What needs to be done:
All of the records must be repeated exactly.

:: Source information ::

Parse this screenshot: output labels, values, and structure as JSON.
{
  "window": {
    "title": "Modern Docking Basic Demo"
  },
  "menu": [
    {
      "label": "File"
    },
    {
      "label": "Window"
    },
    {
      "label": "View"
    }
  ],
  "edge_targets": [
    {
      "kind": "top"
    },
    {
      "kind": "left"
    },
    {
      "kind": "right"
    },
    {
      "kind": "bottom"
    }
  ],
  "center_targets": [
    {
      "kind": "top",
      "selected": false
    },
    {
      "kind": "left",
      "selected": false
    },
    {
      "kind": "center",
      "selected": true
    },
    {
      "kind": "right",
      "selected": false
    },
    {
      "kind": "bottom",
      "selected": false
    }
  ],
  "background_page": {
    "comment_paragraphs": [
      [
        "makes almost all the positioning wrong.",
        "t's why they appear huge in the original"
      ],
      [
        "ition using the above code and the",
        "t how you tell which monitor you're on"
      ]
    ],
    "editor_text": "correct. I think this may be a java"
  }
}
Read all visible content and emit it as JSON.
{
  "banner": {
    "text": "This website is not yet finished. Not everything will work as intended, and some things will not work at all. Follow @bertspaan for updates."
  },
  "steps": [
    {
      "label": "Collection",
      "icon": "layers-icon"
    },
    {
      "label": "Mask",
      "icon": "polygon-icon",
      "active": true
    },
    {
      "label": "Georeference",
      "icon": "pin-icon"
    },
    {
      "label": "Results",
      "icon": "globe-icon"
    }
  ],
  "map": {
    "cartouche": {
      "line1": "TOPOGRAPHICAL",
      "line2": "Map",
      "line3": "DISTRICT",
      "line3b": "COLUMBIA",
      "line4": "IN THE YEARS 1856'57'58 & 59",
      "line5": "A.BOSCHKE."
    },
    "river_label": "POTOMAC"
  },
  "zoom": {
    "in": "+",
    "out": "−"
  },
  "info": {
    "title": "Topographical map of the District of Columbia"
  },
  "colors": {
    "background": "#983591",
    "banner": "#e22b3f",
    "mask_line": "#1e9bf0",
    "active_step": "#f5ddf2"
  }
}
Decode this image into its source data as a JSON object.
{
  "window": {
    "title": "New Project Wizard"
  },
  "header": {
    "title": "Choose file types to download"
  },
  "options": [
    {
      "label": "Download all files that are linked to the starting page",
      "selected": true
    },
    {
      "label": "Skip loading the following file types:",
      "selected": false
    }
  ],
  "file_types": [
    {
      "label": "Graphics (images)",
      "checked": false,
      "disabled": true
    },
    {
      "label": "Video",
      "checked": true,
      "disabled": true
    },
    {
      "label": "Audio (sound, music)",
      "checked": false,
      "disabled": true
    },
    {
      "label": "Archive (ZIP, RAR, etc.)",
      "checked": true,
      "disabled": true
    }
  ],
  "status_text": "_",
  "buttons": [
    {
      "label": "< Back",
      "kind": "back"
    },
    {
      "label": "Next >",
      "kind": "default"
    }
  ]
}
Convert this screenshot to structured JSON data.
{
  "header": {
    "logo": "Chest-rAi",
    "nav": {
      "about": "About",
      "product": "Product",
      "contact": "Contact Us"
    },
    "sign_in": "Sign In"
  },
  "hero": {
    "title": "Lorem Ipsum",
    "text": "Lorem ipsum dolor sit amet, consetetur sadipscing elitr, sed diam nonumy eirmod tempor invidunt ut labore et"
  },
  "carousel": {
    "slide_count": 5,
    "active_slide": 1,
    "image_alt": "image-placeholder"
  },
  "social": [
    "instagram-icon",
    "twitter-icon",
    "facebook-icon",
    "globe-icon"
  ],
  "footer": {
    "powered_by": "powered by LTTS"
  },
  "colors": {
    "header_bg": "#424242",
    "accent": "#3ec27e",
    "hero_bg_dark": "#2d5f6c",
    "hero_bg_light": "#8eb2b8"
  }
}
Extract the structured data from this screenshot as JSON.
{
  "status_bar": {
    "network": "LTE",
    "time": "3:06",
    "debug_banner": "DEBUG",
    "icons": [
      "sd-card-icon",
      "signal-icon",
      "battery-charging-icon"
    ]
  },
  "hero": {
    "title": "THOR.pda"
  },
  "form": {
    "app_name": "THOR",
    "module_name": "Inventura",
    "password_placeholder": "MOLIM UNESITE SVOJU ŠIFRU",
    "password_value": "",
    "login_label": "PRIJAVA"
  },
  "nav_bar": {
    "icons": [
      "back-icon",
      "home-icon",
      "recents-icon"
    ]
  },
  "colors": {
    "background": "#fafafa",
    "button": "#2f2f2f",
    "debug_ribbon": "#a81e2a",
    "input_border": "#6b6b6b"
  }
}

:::

Response to the task:
Parse this screenshot: output labels, values, and structure as JSON.
{
  "window": {
    "title": "Modern Docking Basic Demo"
  },
  "menu": [
    {
      "label": "File"
    },
    {
      "label": "Window"
    },
    {
      "label": "View"
    }
  ],
  "edge_targets": [
    {
      "kind": "top"
    },
    {
      "kind": "left"
    },
    {
      "kind": "right"
    },
    {
      "kind": "bottom"
    }
  ],
  "center_targets": [
    {
      "kind": "top",
      "selected": false
    },
    {
      "kind": "left",
      "selected": false
    },
    {
      "kind": "center",
      "selected": true
    },
    {
      "kind": "right",
      "selected": false
    },
    {
      "kind": "bottom",
      "selected": false
    }
  ],
  "background_page": {
    "comment_paragraphs": [
      [
        "makes almost all the positioning wrong.",
        "t's why they appear huge in the original"
      ],
      [
        "ition using the above code and the",
        "t how you tell which monitor you're on"
      ]
    ],
    "editor_text": "correct. I think this may be a java"
  }
}
Read all visible content and emit it as JSON.
{
  "banner": {
    "text": "This website is not yet finished. Not everything will work as intended, and some things will not work at all. Follow @bertspaan for updates."
  },
  "steps": [
    {
      "label": "Collection",
      "icon": "layers-icon"
    },
    {
      "label": "Mask",
      "icon": "polygon-icon",
      "active": true
    },
    {
      "label": "Georeference",
      "icon": "pin-icon"
    },
    {
      "label": "Results",
      "icon": "globe-icon"
    }
  ],
  "map": {
    "cartouche": {
      "line1": "TOPOGRAPHICAL",
      "line2": "Map",
      "line3": "DISTRICT",
      "line3b": "COLUMBIA",
      "line4": "IN THE YEARS 1856'57'58 & 59",
      "line5": "A.BOSCHKE."
    },
    "river_label": "POTOMAC"
  },
  "zoom": {
    "in": "+",
    "out": "−"
  },
  "info": {
    "title": "Topographical map of the District of Columbia"
  },
  "colors": {
    "background": "#983591",
    "banner": "#e22b3f",
    "mask_line": "#1e9bf0",
    "active_step": "#f5ddf2"
  }
}
Decode this image into its source data as a JSON object.
{
  "window": {
    "title": "New Project Wizard"
  },
  "header": {
    "title": "Choose file types to download"
  },
  "options": [
    {
      "label": "Download all files that are linked to the starting page",
      "selected": true
    },
    {
      "label": "Skip loading the following file types:",
      "selected": false
    }
  ],
  "file_types": [
    {
      "label": "Graphics (images)",
      "checked": false,
      "disabled": true
    },
    {
      "label": "Video",
      "checked": true,
      "disabled": true
    },
    {
      "label": "Audio (sound, music)",
      "checked": false,
      "disabled": true
    },
    {
      "label": "Archive (ZIP, RAR, etc.)",
      "checked": true,
      "disabled": true
    }
  ],
  "status_text": "_",
  "buttons": [
    {
      "label": "< Back",
      "kind": "back"
    },
    {
      "label": "Next >",
      "kind": "default"
    }
  ]
}
Convert this screenshot to structured JSON data.
{
  "header": {
    "logo": "Chest-rAi",
    "nav": {
      "about": "About",
      "product": "Product",
      "contact": "Contact Us"
    },
    "sign_in": "Sign In"
  },
  "hero": {
    "title": "Lorem Ipsum",
    "text": "Lorem ipsum dolor sit amet, consetetur sadipscing elitr, sed diam nonumy eirmod tempor invidunt ut labore et"
  },
  "carousel": {
    "slide_count": 5,
    "active_slide": 1,
    "image_alt": "image-placeholder"
  },
  "social": [
    "instagram-icon",
    "twitter-icon",
    "facebook-icon",
    "globe-icon"
  ],
  "footer": {
    "powered_by": "powered by LTTS"
  },
  "colors": {
    "header_bg": "#424242",
    "accent": "#3ec27e",
    "hero_bg_dark": "#2d5f6c",
    "hero_bg_light": "#8eb2b8"
  }
}
Extract the structured data from this screenshot as JSON.
{
  "status_bar": {
    "network": "LTE",
    "time": "3:06",
    "debug_banner": "DEBUG",
    "icons": [
      "sd-card-icon",
      "signal-icon",
      "battery-charging-icon"
    ]
  },
  "hero": {
    "title": "THOR.pda"
  },
  "form": {
    "app_name": "THOR",
    "module_name": "Inventura",
    "password_placeholder": "MOLIM UNESITE SVOJU ŠIFRU",
    "password_value": "",
    "login_label": "PRIJAVA"
  },
  "nav_bar": {
    "icons": [
      "back-icon",
      "home-icon",
      "recents-icon"
    ]
  },
  "colors": {
    "background": "#fafafa",
    "button": "#2f2f2f",
    "debug_ribbon": "#a81e2a",
    "input_border": "#6b6b6b"
  }
}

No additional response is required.